A trial date has been set for two midsize Pennsylvania law firms that have been battling over alleged partner poaching for more than five years.
Swartz Campbell and Chartwell Law Offices are set to try the case beginning Feb. 28 in the Philadelphia Court of Common Pleas. The trial is expected to last 10 days before an eight-person jury.
Both parties have recently filed a number of motions in limine in the case. Issues that remain to be resolved before trial include Swartz Campbell’s bid to block several witnesses from testifying on Chartwell’s behalf, including a number of lawyers who previously worked at Swartz Campbell.
Swartz Campbell’s 2012 lawsuit alleged that Chartwell hired lawyers away from Swartz Campbell in order to start an office in Fort Myers, Florida, and that the lawyers violated their limited liability company agreement with Swartz Campbell in order to make the move. Since then, the firm’s allegations have expanded to involve other lawyers.

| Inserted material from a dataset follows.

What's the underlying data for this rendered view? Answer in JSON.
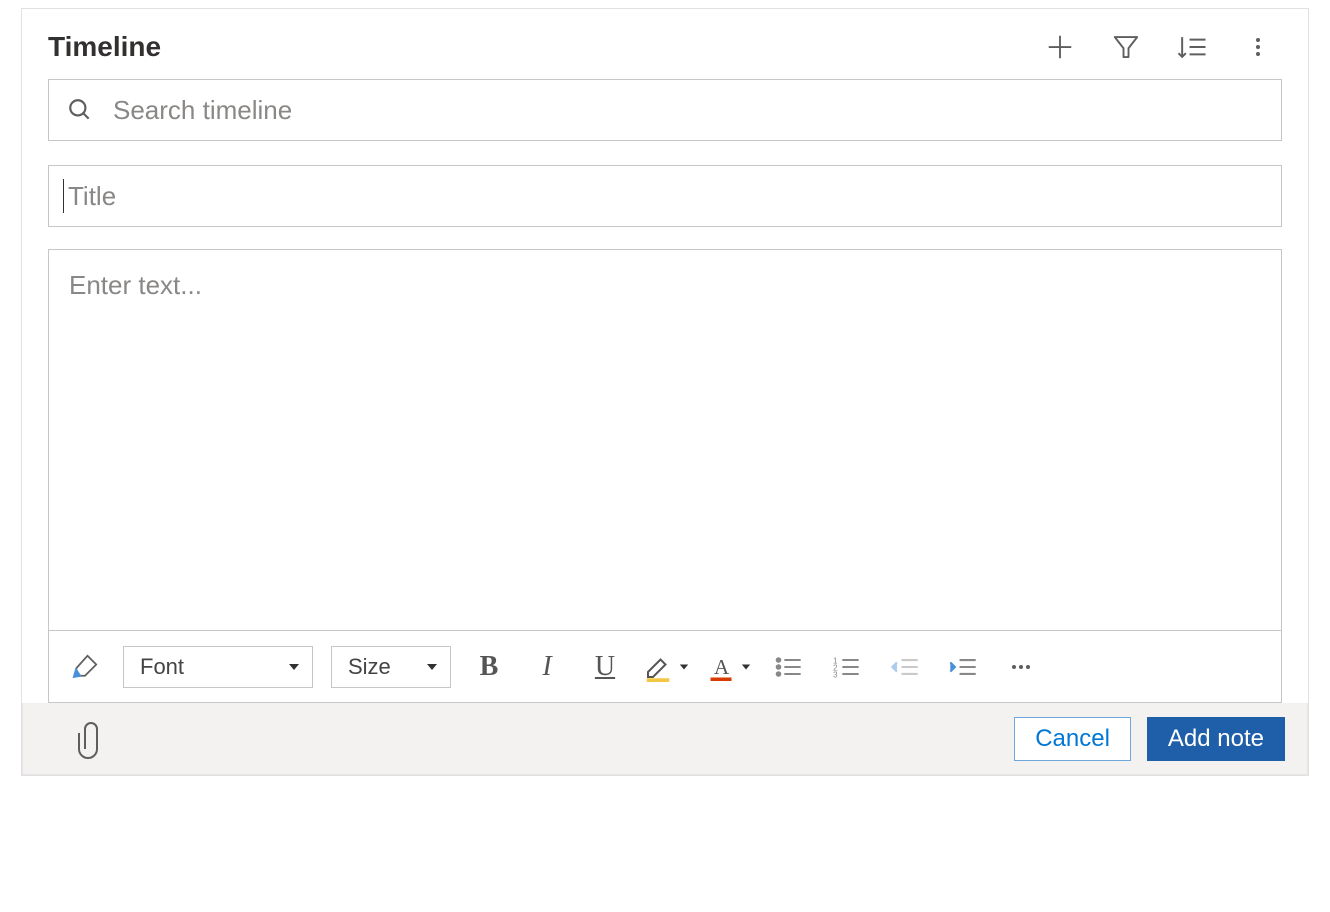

Beginning in 2010, Swartz Campbell has alleged, Chartwell interfered with Swartz Campbell’s partners and employees.
Chartwell hired partner James Myers and then-associate Jessica Teitelbaum away from Swartz Campbell in 2012. The two had been Swartz Campbell’s only Fort Myers lawyers, so the firm closed the office after their lateral move. The complaint said Myers violated his former firm’s limited liability company agreement by becoming affiliated with Chartwell and helping Chartwell take over the Fort Myers office before he officially withdrew from Swartz Campbell.
Motions now pending before the court include Chartwell’s motion in limine to preclude Swartz Campbell from presenting testimony or documents unrelated to conduct by Myers, Teitelbaum or Thomas Reilly, who joined Chartwell’s Philadelphia office in 2011 from Swartz Campbell. Chartwell has also asked to provide testimony from Anthony Alfieri, professor and founder of the Center for Ethics and Public Service at University of Miami School of Law, as an ethics expert.

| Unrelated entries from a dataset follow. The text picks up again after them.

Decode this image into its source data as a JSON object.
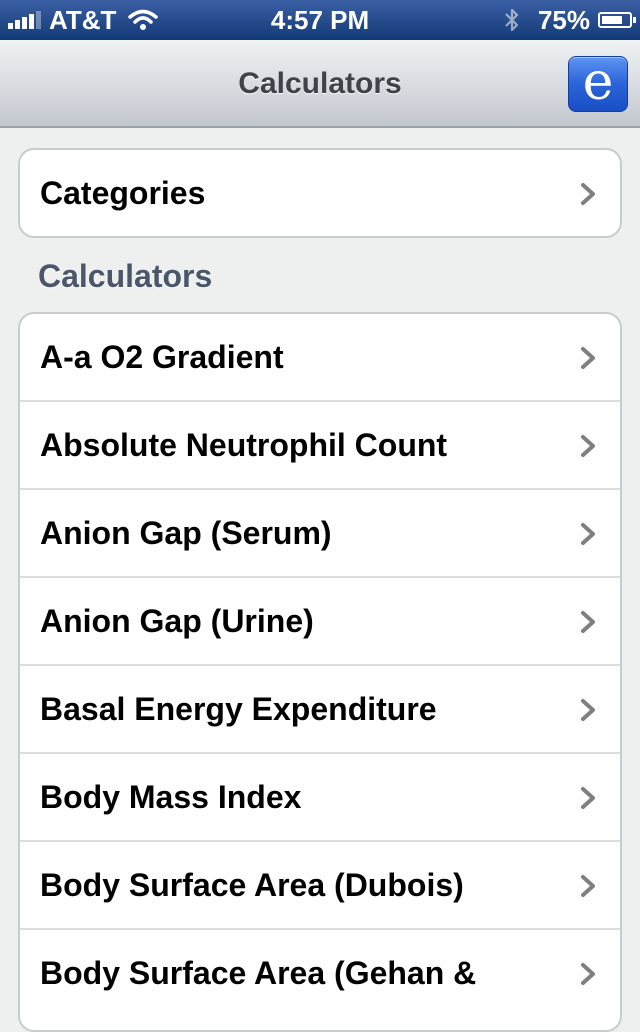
{
  "status_bar": {
    "carrier": "AT&T",
    "time": "4:57 PM",
    "battery": "75%"
  },
  "nav": {
    "title": "Calculators",
    "e_button_label": "e"
  },
  "categories_row": {
    "label": "Categories"
  },
  "section_header": "Calculators",
  "calculators": [
    {
      "label": "A-a O2 Gradient"
    },
    {
      "label": "Absolute Neutrophil Count"
    },
    {
      "label": "Anion Gap (Serum)"
    },
    {
      "label": "Anion Gap (Urine)"
    },
    {
      "label": "Basal Energy Expenditure"
    },
    {
      "label": "Body Mass Index"
    },
    {
      "label": "Body Surface Area (Dubois)"
    },
    {
      "label": "Body Surface Area (Gehan &"
    }
  ],
  "icons": {
    "signal": "signal-bars-icon",
    "wifi": "wifi-icon",
    "bluetooth": "bluetooth-icon",
    "battery": "battery-icon",
    "chevron": "chevron-right-icon"
  },
  "colors": {
    "status_bar": "#123a78",
    "nav_bar": "#d7dbe0",
    "accent_button": "#2b63d8",
    "section_header": "#4c566a",
    "background": "#eef0ef"
  }
}
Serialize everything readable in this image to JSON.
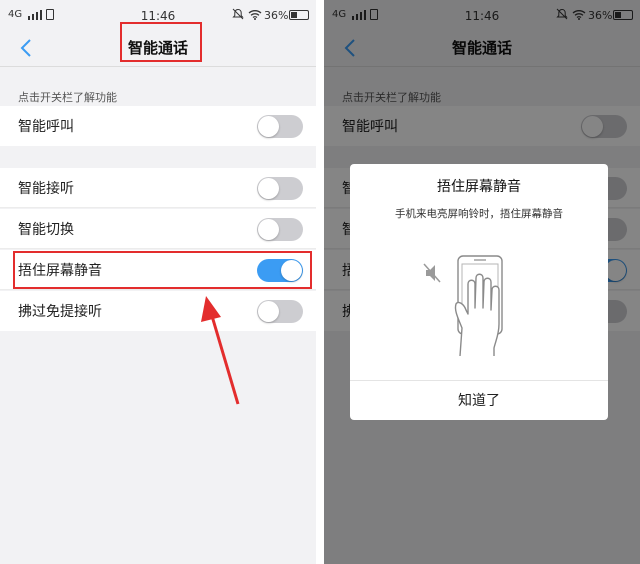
{
  "status_bar": {
    "network": "4G",
    "time": "11:46",
    "battery": "36%"
  },
  "header": {
    "title": "智能通话"
  },
  "section_hint": "点击开关栏了解功能",
  "settings": [
    {
      "label": "智能呼叫",
      "on": false
    },
    {
      "label": "智能接听",
      "on": false
    },
    {
      "label": "智能切换",
      "on": false
    },
    {
      "label": "捂住屏幕静音",
      "on": true
    },
    {
      "label": "拂过免提接听",
      "on": false
    }
  ],
  "dialog": {
    "title": "捂住屏幕静音",
    "message": "手机来电亮屏响铃时，捂住屏幕静音",
    "button": "知道了"
  },
  "colors": {
    "accent": "#3b9cf3",
    "highlight": "#e32d2d",
    "toggle_off": "#cdcdd1"
  }
}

Swartz Campbell has asked the court to preclude Alfieri’s testimony, as well as testimony by law firm consultant Bill Brennan.
Additionally, Swartz Campbell filed a motion in limine asking the court to preclude testimony by over a dozen witnesses.

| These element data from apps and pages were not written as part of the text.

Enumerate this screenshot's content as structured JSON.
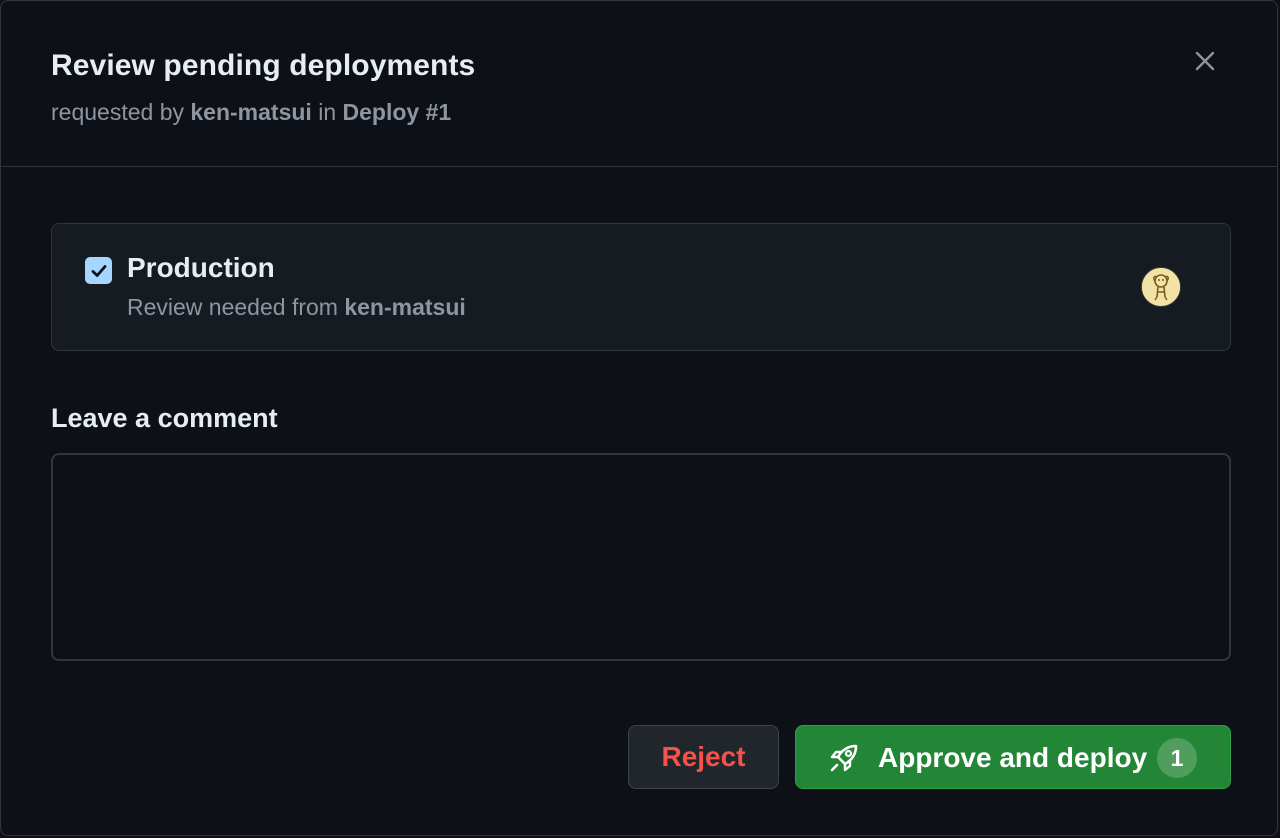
{
  "dialog": {
    "title": "Review pending deployments",
    "subtitle": {
      "prefix": "requested by",
      "user": "ken-matsui",
      "in": "in",
      "workflow": "Deploy #1"
    }
  },
  "environment": {
    "checked": true,
    "name": "Production",
    "review_prefix": "Review needed from",
    "reviewer": "ken-matsui"
  },
  "comment": {
    "label": "Leave a comment",
    "value": "",
    "placeholder": ""
  },
  "actions": {
    "reject_label": "Reject",
    "approve_label": "Approve and deploy",
    "approve_count": "1"
  },
  "colors": {
    "background": "#0d1117",
    "panel": "#161b22",
    "border": "#30363d",
    "text": "#e6edf3",
    "muted": "#8d96a0",
    "checkbox": "#a5d6ff",
    "reject": "#f85149",
    "approve": "#238636"
  },
  "icons": {
    "close": "x-icon",
    "check": "check-icon",
    "approve": "rocket-icon",
    "reviewer": "avatar"
  }
}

Those witnesses include former Swartz Campbell lawyers: David Henry and John Ziegler of Marshall Dennehey Warner Coleman & Goggin; James Haggerty of Haggerty, Goldberg, Schleifer & Kupersmith; Margolis Edelstein’s Ronald Reitz and Daniel Taylor; Gaul & Associates’ Robert Smolen; and Jonathan Deisher of William J. Ferren & Associates. Swartz Campbell’s former human resources director, Kate Cummings-Judge, who is now at Fox Rothschild, is also named.
Stradley Ronon Stevens & Young chairman William Sasso and legal recruiter Kristy Glasser Schulman are listed in the motion as well.
The motion also seeks to block testimony by two lawyers who have worked for both Chartwell and Swartz Campbell: Jesse Endler, now of Rawle & Henderson; and Kristopher Kachline (presumably, as he is named in the motion as Christopher Kachline), a Swartz Campbell partner since August, who spent five years at Chartwell partner before that.
Swartz Campbell also seeks to preclude testimony from three current Swartz Campbell lawyers, two Chartwell lawyers and two Florida lawyers from other law firms.
Kenneth Dubrow of Chartwell, who is representing his firm, declined to comment for this story. Candidus Dougherty of Swartz Campbell is representing her firm. She did not respond to a call seeking comment Wednesday.
Chartwell’s growth in Florida has been the subject of multiple lawsuits. Those matters include a case in which Chartwell is suing Wadsworth Huott, a firm with five offices across Florida, over their failed 2015 merger. That case is pending in Miami-Dade County court.